Most of the DVD programs I produce are pretty short corporate videos, so I generally simply use AIFF audio on the DVDs since I rarely have a problem with the 4.7G space limit. However, I recently worked on a project that upwards to 2 hours of material so I used Dolby 2.0 AC3 compression in Apple Compressor. In general, I accomplished what i wanted and everything is dandy.
Except that on one the tracks on the DVD, my intention was to put several segments on a single track. That's where I discovered a problem. It appears that when I compressed all the assets (QT reference exports from Final Cut Pro), all of my AC3 files are slightly longer (perhaps a frame or so) than the video. If that video and corresponding audio file are the only thing on that track - it's not a problem. However, if you want to put several assets on the same track (which I've done without issue using PCM audio) DVDSP doesn't like it.
I could use seperate tracks and simply end jump from one to another - but I was hoping to eliminate the slight pause that users will have as they are watching. The other option of course is to create a seperate video asset that I can compress all as one file and simply drop chapter markers on a single track. But that's an extra step that I was hoping to avoid.
Obviously, there are a few work-arounds that I can employ - so file this file question under the heading, "Things that make you go Hmmmm"
Has anyone else experienced this issue? Did I miss a setting or something in Compressor? Just the way it is - get over it and move on? Also posting this on the DVDSP forum.
Thanks for any insight,
Production is fun - but lets not forget: Nobody ever died on the video table!
I see that you have two options: 1.) In DVDSP, you can shorten the length of a segment in a track.
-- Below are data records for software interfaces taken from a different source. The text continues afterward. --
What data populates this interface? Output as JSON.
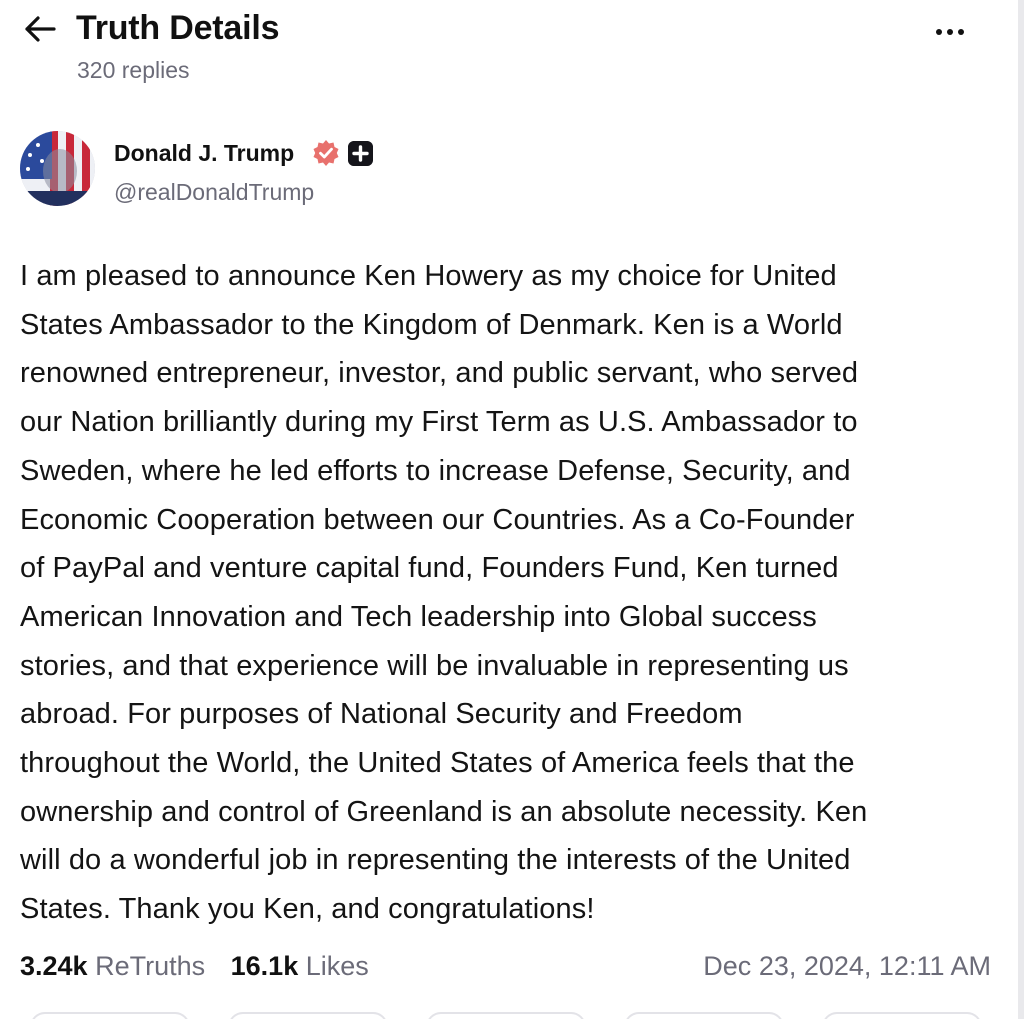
{
  "header": {
    "title": "Truth Details",
    "replies": "320 replies"
  },
  "author": {
    "name": "Donald J. Trump",
    "handle": "@realDonaldTrump",
    "verified_color": "#e8716d"
  },
  "post": {
    "lines": [
      "I am pleased to announce Ken Howery as my choice for United",
      "States Ambassador to the Kingdom of Denmark. Ken is a World",
      "renowned entrepreneur, investor, and public servant, who served",
      "our Nation brilliantly during my First Term as U.S. Ambassador to",
      "Sweden, where he led efforts to increase Defense, Security, and",
      "Economic Cooperation between our Countries. As a Co-Founder",
      "of PayPal and venture capital fund, Founders Fund, Ken turned",
      "American Innovation and Tech leadership into Global success",
      "stories, and that experience will be invaluable in representing us",
      "abroad. For purposes of National Security and Freedom",
      "throughout the World, the United States of America feels that the",
      "ownership and control of Greenland is an absolute necessity. Ken",
      "will do a wonderful job in representing the interests of the United",
      "States. Thank you Ken, and congratulations!"
    ]
  },
  "stats": {
    "retruths_count": "3.24k",
    "retruths_label": "ReTruths",
    "likes_count": "16.1k",
    "likes_label": "Likes",
    "timestamp": "Dec 23, 2024, 12:11 AM"
  },
  "icons": {
    "back": "arrow-left-icon",
    "more": "more-horizontal-icon",
    "verified": "verified-badge-icon",
    "plus": "truth-plus-icon"
  }
}
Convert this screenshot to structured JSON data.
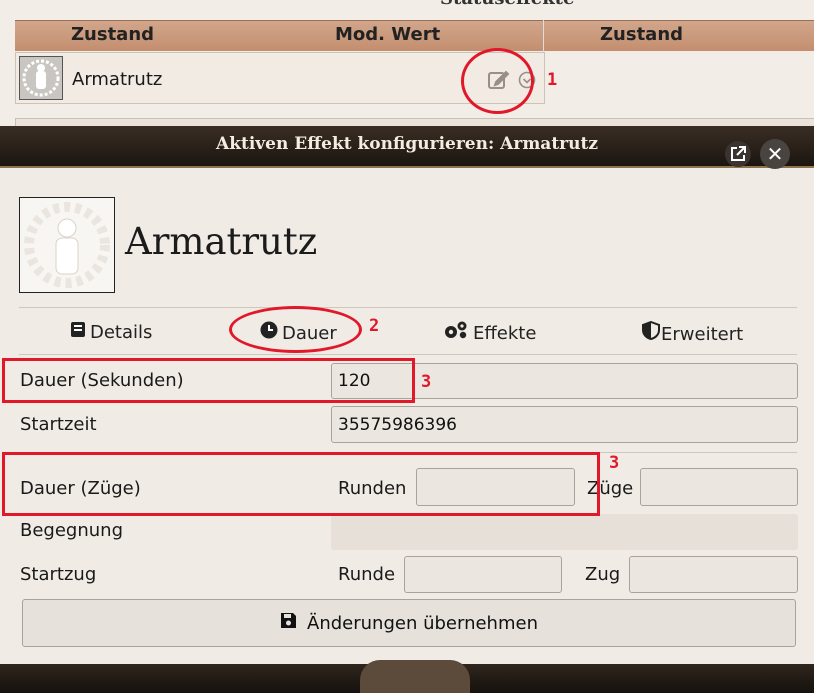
{
  "background_sheet": {
    "title_fragment": "Statuseffekte",
    "headers": [
      "Zustand",
      "Mod. Wert",
      "Zustand"
    ],
    "row": {
      "name": "Armatrutz"
    }
  },
  "dialog": {
    "title": "Aktiven Effekt konfigurieren: Armatrutz",
    "effect_name": "Armatrutz",
    "tabs": [
      {
        "label": "Details",
        "icon": "book-icon"
      },
      {
        "label": "Dauer",
        "icon": "clock-icon"
      },
      {
        "label": "Effekte",
        "icon": "gears-icon"
      },
      {
        "label": "Erweitert",
        "icon": "shield-icon"
      }
    ],
    "fields": {
      "duration_seconds": {
        "label": "Dauer (Sekunden)",
        "value": "120"
      },
      "start_time": {
        "label": "Startzeit",
        "value": "35575986396"
      },
      "duration_turns": {
        "label": "Dauer (Züge)",
        "rounds_label": "Runden",
        "rounds_value": "",
        "turns_label": "Züge",
        "turns_value": ""
      },
      "combat": {
        "label": "Begegnung",
        "value": ""
      },
      "start_turn": {
        "label": "Startzug",
        "round_label": "Runde",
        "round_value": "",
        "turn_label": "Zug",
        "turn_value": ""
      }
    },
    "submit_label": "Änderungen übernehmen"
  },
  "annotations": {
    "n1": "1",
    "n2": "2",
    "n3a": "3",
    "n3b": "3"
  },
  "colors": {
    "annotation": "#e0182a",
    "header": "#c99a7e",
    "frame": "#2a2119"
  }
}
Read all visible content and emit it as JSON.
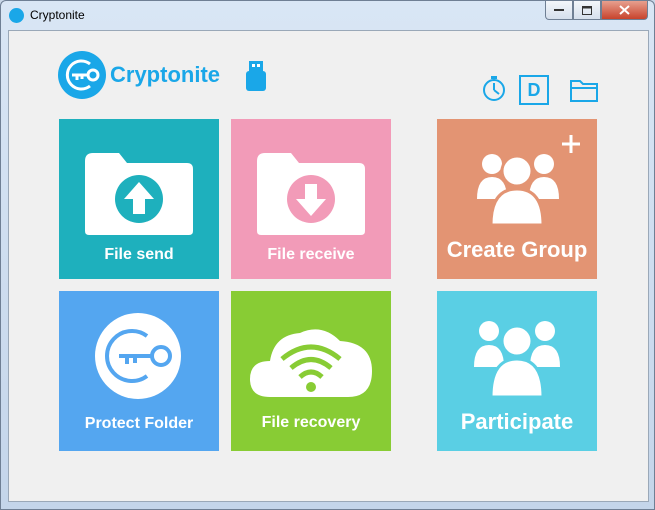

Do this to the audio segment so that it matches the video segment length. 2.) Instead of recompressing all of your assets as one file, just combine the audio source segments into one source file and then compress it. This way you don't have to re-encode your video assets which takes exponetially longer than compressing audio.